§ **EXTRACTED INFORMATION**

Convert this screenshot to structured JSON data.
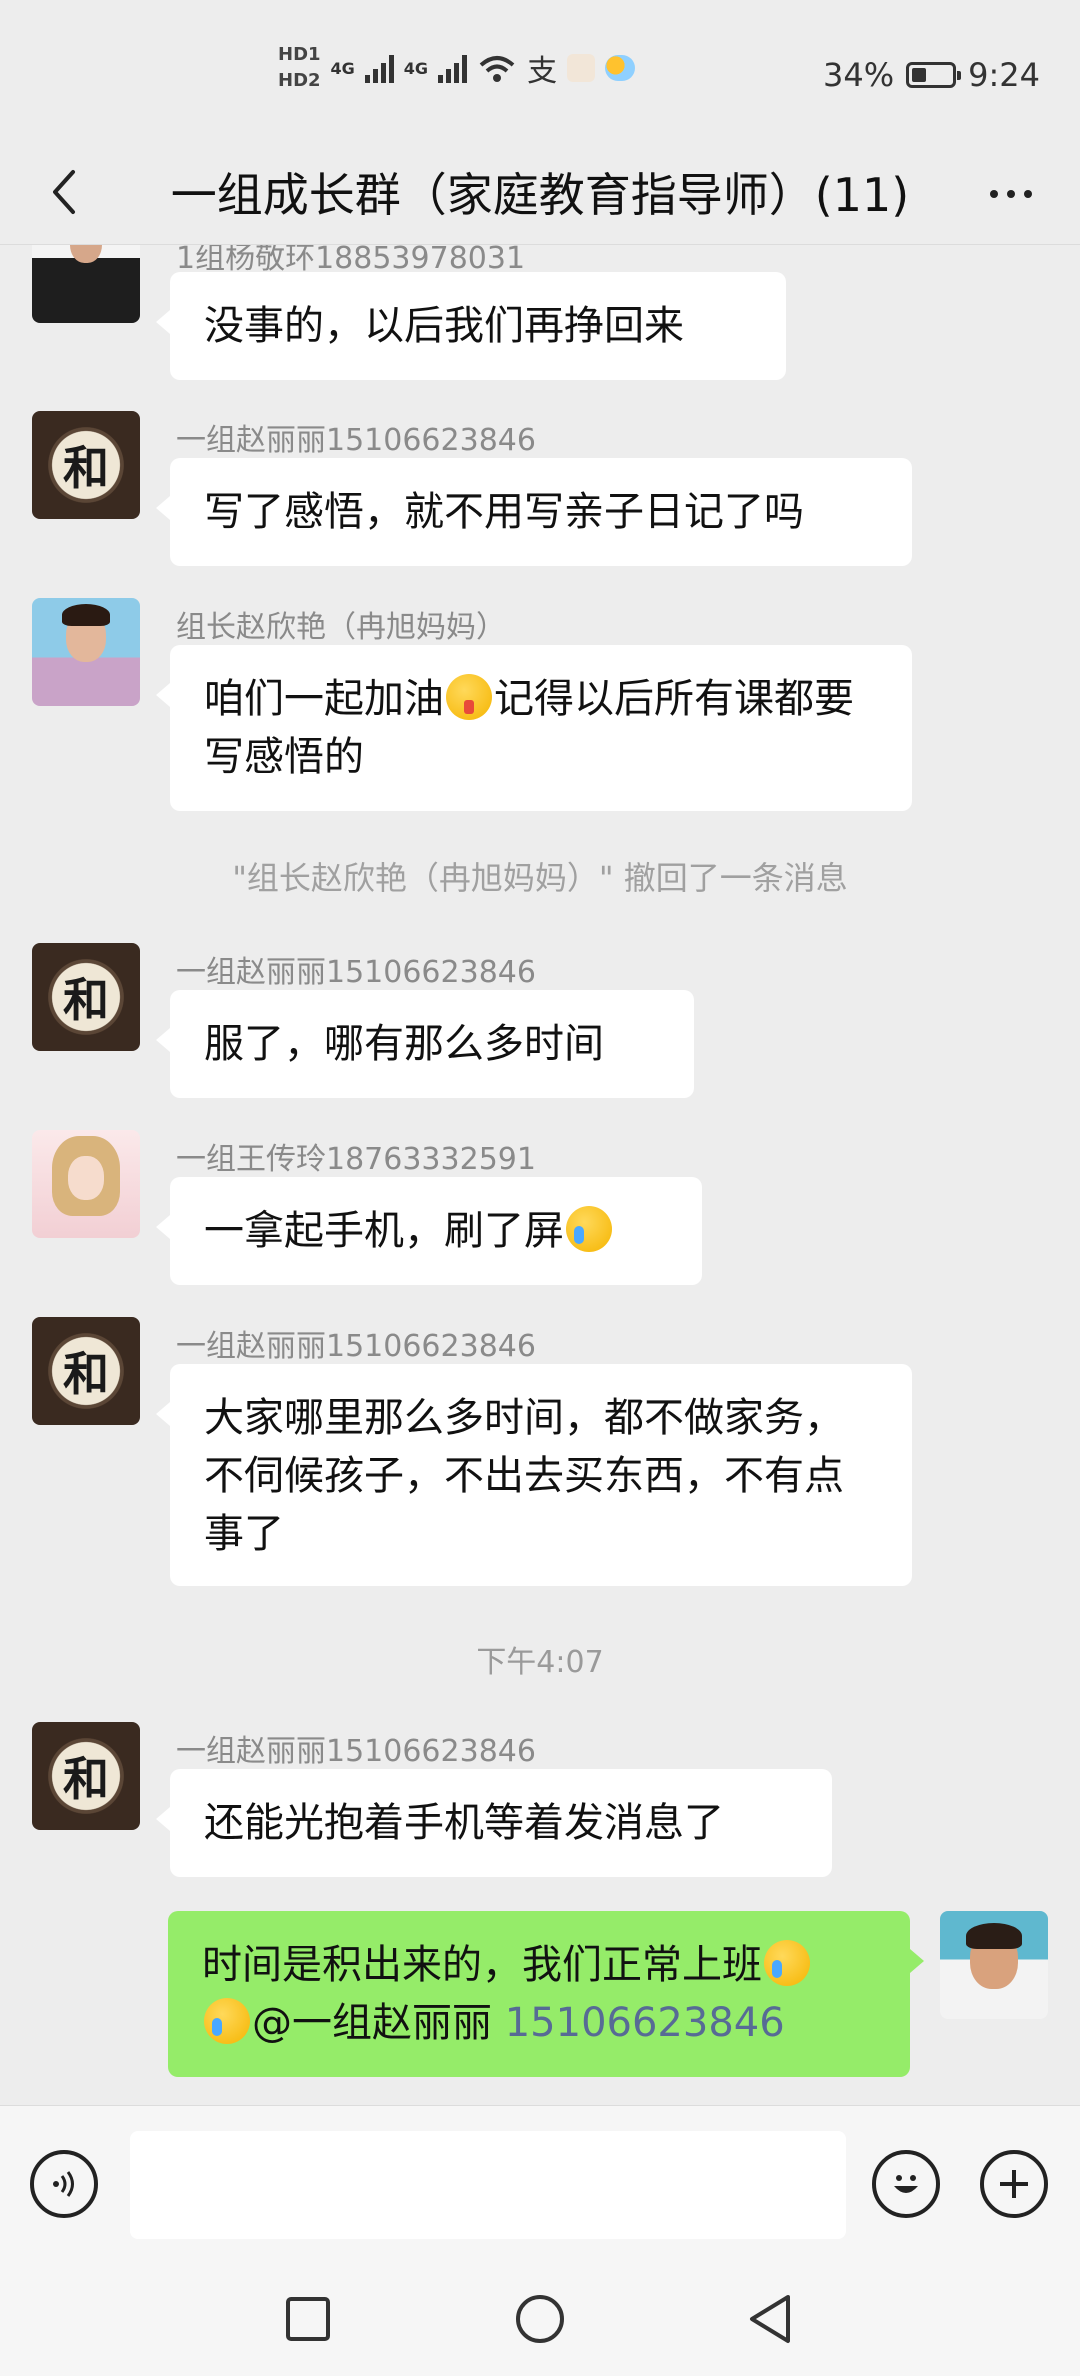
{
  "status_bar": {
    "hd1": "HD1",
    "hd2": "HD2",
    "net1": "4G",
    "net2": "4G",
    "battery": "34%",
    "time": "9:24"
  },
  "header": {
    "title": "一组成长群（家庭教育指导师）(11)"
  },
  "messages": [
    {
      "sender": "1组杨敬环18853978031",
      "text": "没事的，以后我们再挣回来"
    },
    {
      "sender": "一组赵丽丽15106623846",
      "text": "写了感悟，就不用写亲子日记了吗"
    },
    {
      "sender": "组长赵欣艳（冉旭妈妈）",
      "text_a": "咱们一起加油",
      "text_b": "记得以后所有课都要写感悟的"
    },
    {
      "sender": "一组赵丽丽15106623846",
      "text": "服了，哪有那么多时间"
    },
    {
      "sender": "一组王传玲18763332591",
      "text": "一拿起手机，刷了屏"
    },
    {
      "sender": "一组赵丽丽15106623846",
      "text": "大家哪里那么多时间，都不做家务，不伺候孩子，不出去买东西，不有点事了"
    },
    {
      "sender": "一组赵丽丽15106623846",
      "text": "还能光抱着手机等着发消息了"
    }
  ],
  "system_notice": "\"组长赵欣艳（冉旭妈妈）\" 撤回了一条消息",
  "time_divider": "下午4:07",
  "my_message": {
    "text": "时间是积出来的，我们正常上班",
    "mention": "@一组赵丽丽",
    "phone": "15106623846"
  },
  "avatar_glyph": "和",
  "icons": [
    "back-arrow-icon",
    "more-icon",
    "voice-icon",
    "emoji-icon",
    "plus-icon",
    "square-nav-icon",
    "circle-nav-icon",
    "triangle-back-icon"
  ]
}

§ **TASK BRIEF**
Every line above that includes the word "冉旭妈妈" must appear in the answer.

§ **RESPONSE FOR THIS EXERCISE**
      "sender": "组长赵欣艳（冉旭妈妈）",
  "system_notice": "\"组长赵欣艳（冉旭妈妈）\" 撤回了一条消息",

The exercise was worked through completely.